Referring to his fiscal year 2008-09 budget recommendation as “back to basics,” Gov. Phil Bredesen proposed significant investments in research and workforce initiatives while vowing not to tap into reserves or raise taxes.


Earlier this week during his State of the State Address, Gov. Bredesen unveiled his ambitious budget proposal, which includes a total investment of $30.5 million in workforce initiatives. The Department of Economic and Community Development is slated to receive $29.3 million for the governor’s Next Steps Jobs strategy – $25.3 million for the FastTrack Infrastructure Development Program and Job Training Assistance and $4 million for business development. Additionally, $1.2 million – the same level as last year – is recommended for the Rural Opportunity Fund, a public-private partnership implementing a small business loan program targeted to small, minority and women-owned businesses in rural parts of the state.


To provide training grants to employers in order to create and retain high-skill, high-wage jobs in emerging fields, the governor recommends $9.3 million from the Special Revenue Fund for the Tennessee Job Skills Program.


Continuing a push to position the state as a leader in alternative fuels, Gov. Bredesen is asking lawmakers to approve $5.6 million for operational funds for the second year of the University of Tennessee (UT) Biofuels Center, which the governor’s office touts as capable of producing five million gallons of biomass-based fuel per year. Last year, lawmakers allocated $41 million for a pilot switchgrass ethanol plant – the centerpiece of the state’s alternative fuels strategy (see the June 20, 2007 issue of the Digest). Additional UT research initiatives slated for funding include:

  • $8.4 million for the UT Space Institute (a slight increase over last year) for graduate study, research and assistance to private companies in aerospace engineering;
  • $3 million to provide non-recurring funding for equipment purchases at the regional biocontainment laboratory, one of nine national facilities for research into infectious agents and bioterrorism threat, which is also scheduled for completion this year; and,
  • $1 million to support the Mouse Genome Project providing researchers with a unique mouse pool allowing for analysis of multiple genetic diseases -- a program critical to the UT Health Science Center’s receiving a clinical and translational science award designation.

Funding for the Tennessee Technology Centers would significantly decrease under the governor’s recommendation – from $71.7 million in FY 2007-08 to $54.4 million in FY 2008-09. Each of the 27 centers across the state are associated with a two-year institution and provide occupational training tailored to the specific needs of businesses and industries within the geographic region they serve.


Two initiatives aimed at fostering science, technology, engineering and mathematics would receive $900,000 under the governor’s recommendation.
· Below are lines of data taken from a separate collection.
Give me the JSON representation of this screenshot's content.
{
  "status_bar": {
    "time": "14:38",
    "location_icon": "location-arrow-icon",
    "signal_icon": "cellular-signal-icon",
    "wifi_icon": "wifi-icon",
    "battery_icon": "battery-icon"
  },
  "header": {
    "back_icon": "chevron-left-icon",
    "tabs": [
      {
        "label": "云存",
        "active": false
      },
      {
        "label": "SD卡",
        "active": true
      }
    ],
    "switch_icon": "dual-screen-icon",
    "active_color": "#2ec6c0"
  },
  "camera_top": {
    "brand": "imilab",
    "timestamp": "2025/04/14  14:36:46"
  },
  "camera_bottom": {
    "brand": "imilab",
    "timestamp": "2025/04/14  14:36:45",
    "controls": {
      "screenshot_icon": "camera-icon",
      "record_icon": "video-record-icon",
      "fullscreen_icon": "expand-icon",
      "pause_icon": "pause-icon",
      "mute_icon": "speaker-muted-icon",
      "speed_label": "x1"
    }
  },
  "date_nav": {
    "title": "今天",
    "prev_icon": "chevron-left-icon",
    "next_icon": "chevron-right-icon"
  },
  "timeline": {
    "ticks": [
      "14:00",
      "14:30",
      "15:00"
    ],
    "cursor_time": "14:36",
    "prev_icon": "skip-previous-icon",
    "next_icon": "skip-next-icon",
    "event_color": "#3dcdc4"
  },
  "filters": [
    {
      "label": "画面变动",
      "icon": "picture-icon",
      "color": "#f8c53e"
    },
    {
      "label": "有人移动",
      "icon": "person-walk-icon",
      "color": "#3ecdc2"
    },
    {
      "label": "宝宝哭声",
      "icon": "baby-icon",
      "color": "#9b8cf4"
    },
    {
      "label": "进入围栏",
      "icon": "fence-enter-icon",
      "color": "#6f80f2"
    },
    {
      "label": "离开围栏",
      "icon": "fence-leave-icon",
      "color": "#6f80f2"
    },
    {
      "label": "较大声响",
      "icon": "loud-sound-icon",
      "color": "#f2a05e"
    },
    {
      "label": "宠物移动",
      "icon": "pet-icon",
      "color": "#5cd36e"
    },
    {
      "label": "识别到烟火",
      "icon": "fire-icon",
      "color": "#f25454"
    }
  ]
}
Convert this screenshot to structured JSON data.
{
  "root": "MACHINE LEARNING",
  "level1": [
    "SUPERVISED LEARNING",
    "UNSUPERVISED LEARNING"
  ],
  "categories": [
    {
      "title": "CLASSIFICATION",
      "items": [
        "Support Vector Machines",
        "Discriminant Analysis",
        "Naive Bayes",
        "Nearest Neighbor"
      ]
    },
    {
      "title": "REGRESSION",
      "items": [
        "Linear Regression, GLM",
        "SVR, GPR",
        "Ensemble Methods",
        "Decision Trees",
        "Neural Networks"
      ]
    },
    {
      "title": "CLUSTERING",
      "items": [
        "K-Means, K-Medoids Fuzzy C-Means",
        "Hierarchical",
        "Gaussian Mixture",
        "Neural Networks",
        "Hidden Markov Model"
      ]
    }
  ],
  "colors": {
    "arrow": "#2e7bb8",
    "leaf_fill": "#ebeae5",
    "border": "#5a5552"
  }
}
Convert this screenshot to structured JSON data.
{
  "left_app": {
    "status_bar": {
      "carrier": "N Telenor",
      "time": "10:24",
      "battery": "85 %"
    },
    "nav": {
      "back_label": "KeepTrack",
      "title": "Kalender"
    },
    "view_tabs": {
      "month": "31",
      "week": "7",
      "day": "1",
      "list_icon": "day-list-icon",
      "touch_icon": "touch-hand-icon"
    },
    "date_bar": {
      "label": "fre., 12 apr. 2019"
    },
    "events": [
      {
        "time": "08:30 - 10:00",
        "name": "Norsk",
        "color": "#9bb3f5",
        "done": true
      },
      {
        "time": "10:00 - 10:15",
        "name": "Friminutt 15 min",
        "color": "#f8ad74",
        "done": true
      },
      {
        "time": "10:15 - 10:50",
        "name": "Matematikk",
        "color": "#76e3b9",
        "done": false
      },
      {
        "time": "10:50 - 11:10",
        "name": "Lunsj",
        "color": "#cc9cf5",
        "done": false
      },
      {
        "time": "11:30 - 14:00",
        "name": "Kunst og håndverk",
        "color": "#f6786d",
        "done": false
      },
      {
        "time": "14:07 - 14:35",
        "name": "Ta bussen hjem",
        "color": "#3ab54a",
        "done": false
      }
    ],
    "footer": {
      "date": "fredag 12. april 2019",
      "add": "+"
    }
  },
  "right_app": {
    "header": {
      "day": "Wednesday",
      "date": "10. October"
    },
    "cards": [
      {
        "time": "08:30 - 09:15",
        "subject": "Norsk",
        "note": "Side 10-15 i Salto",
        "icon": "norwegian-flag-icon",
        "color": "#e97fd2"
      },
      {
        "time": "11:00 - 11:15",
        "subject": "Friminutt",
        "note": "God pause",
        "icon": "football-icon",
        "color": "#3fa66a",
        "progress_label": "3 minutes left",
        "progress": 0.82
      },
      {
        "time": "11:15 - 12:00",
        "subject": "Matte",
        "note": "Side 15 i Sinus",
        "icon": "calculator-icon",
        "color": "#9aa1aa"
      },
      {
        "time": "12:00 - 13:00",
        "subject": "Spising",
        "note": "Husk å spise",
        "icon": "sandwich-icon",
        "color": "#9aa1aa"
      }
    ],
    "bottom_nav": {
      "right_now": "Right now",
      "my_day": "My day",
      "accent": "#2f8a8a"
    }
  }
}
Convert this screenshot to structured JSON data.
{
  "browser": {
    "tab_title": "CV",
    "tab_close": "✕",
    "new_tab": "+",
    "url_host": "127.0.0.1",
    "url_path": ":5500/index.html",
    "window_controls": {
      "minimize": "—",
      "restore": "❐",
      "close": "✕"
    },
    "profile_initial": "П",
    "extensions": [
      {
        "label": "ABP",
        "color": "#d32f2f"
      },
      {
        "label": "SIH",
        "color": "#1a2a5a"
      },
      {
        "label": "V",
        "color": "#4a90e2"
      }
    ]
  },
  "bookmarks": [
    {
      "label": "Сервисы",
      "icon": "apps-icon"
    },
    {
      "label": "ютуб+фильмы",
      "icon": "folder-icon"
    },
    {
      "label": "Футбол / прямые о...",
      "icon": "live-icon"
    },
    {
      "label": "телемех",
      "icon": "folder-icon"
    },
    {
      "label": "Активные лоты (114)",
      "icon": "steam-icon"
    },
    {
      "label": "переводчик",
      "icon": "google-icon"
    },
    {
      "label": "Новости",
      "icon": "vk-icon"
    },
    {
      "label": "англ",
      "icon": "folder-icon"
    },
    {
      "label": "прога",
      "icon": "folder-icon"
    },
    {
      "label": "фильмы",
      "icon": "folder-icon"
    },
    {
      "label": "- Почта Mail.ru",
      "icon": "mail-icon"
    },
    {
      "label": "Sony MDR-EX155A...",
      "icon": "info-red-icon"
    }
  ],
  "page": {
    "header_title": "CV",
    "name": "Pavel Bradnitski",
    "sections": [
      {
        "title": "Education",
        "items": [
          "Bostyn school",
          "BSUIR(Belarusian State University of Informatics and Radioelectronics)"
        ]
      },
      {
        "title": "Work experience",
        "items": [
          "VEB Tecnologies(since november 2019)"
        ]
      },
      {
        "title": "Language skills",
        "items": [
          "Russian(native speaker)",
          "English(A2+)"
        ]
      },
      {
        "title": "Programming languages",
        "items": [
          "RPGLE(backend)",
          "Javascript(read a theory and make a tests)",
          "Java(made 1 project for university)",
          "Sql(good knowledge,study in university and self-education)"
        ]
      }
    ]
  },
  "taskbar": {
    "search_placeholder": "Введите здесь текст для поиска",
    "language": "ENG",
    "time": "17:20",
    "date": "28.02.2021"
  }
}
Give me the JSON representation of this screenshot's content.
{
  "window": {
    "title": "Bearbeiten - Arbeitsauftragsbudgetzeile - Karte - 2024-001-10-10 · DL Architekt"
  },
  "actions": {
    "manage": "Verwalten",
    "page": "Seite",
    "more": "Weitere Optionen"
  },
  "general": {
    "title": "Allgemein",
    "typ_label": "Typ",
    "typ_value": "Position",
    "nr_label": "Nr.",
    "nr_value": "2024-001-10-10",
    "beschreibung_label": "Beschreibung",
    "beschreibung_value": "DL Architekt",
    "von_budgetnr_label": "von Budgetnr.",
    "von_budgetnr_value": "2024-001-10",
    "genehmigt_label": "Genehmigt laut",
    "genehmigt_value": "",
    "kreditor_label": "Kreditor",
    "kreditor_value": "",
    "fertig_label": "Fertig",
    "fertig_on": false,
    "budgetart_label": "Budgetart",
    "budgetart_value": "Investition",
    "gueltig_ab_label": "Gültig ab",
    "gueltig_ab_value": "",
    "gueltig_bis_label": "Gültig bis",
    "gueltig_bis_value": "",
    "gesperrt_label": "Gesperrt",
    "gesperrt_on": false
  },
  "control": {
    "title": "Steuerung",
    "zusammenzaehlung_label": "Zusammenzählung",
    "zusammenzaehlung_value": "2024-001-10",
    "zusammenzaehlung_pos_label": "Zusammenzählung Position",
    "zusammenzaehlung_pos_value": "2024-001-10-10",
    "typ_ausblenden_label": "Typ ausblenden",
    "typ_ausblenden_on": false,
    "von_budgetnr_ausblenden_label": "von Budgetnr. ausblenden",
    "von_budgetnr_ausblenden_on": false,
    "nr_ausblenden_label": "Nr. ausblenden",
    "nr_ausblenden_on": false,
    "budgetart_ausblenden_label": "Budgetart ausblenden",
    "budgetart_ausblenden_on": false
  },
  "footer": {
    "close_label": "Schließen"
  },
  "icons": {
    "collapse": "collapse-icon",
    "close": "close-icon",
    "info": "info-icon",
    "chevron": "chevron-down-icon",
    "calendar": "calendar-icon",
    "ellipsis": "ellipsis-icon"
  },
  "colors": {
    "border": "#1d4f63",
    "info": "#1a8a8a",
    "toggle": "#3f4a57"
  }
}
The Tennessee Board of Regents would receive $500,000 to provide non-recurring funds for support of the teacher quality initiative that addresses the shortage of highly qualified K-12 teachers, particularly in math and science. Within the Education budget, $400,000 is requested for the Governor’s Institute for Math and Science to increase the number of students attending the residential high school from 24 to 48.


Proposing to change the GPA requirement for the HOPE scholarship from 3.0 to 2.75, Gov. Bredesen said that nearly 80 percent of the scholarship winners lose their scholarship money during their college career because of an inability to maintain the 3.0 GPA. The governor is recommending an appropriation increase of $5.3 million from recurring lottery for education revenues to allow an estimated 3,000 students with a cumulative GPA of 2.75 to retain their scholarships. Currently, students can have a 2.75 GPA their first year, but they are required to maintain a 3.0 GPA in subsequent years.


Gov. Bredesen’s FY 2008-09 budget recommendation is available at: http://www.tennesseeanytime.org/govfiles/FY08-09-Budget-Document.pdf